* * * * *
"Q. (By Plaintiff's counsel) Now, how about your Form 899?
"Q. Does that state the net income?
"A. It does not state the net or the gross; it just states the taxes paid.
"Q. Do you have any other record showing the net income disclosed by the returns for those five years?
"Q. So that it is a recomputation then that you have here for those five years? I refer to the net income for those five years?
"A. That would be correct?
* * * * *
"* * * (Q.) Now, would that reconstruction depend upon taking the standard deduction as distinguished from itemizing contributions, medical expenses, and the like?
"A. Yes; it would affect net income.
"Q. So that your recomputation could be wrong here, couldn't it?
"A. Had the taxpayer itemized it, I would have to say it could be wrong as far as the income per return.
"Q. If you mistook the number of exemptions he was entitled to your recomputation would be wrong, too, wouldn't it?
"A. Well, if he had more or less exemptions than I allowed it would be wrong, that is correct.
* * * * *
"Q. Then the answer is that a net worth statement does not disclose gross income at all, does it?
"A. Not specifically, no.

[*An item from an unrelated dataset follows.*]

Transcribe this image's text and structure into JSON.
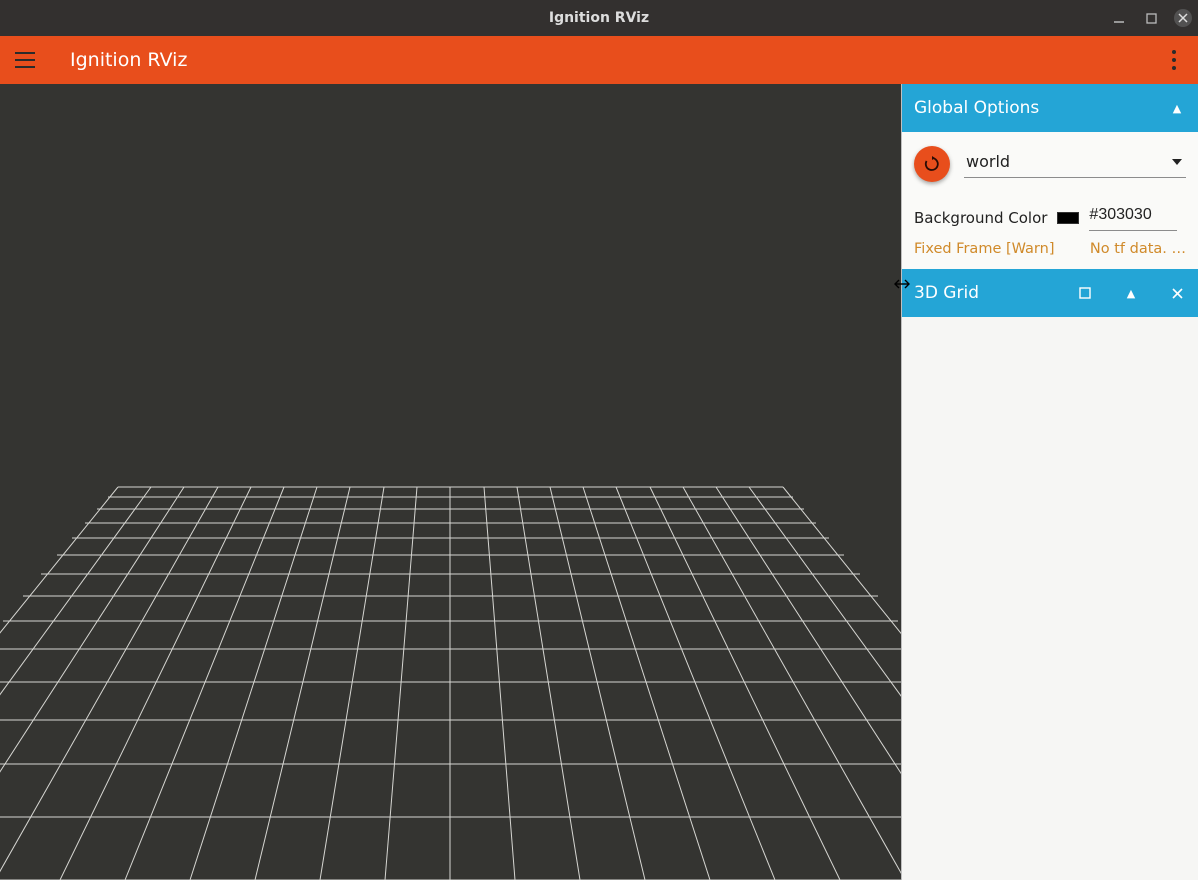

"Q. Now, to get back to the question. Did you make any determination of gross income for the years 1942 through 1946?
"A. No, I did not.
"Q. We have as an exhibit the tax returns for the years, — that is, 1947 and future years to which are attached farm schedules setting forth gross receipts such as grain, milk and the like.
"Do you have any showing of what the taxpayers' gross receipts from grain, milk and such items were in the returns from the years 1942 through the year 1946?
"A. I do not.
"Q. Do you have any determination of what his deductible farm expenses for those years as set forth in the returns were?
"A. Are you speaking of dollar amount?
"Q. Items and amounts.
"A. I do not.
"Q. So that those returns could have very properly listed his gross income, couldn't they?
"A. They could have.
"Q. Those returns could also have very properly listed his deductible expense, couldn't they?
"A. They could have listed his deductible expenses."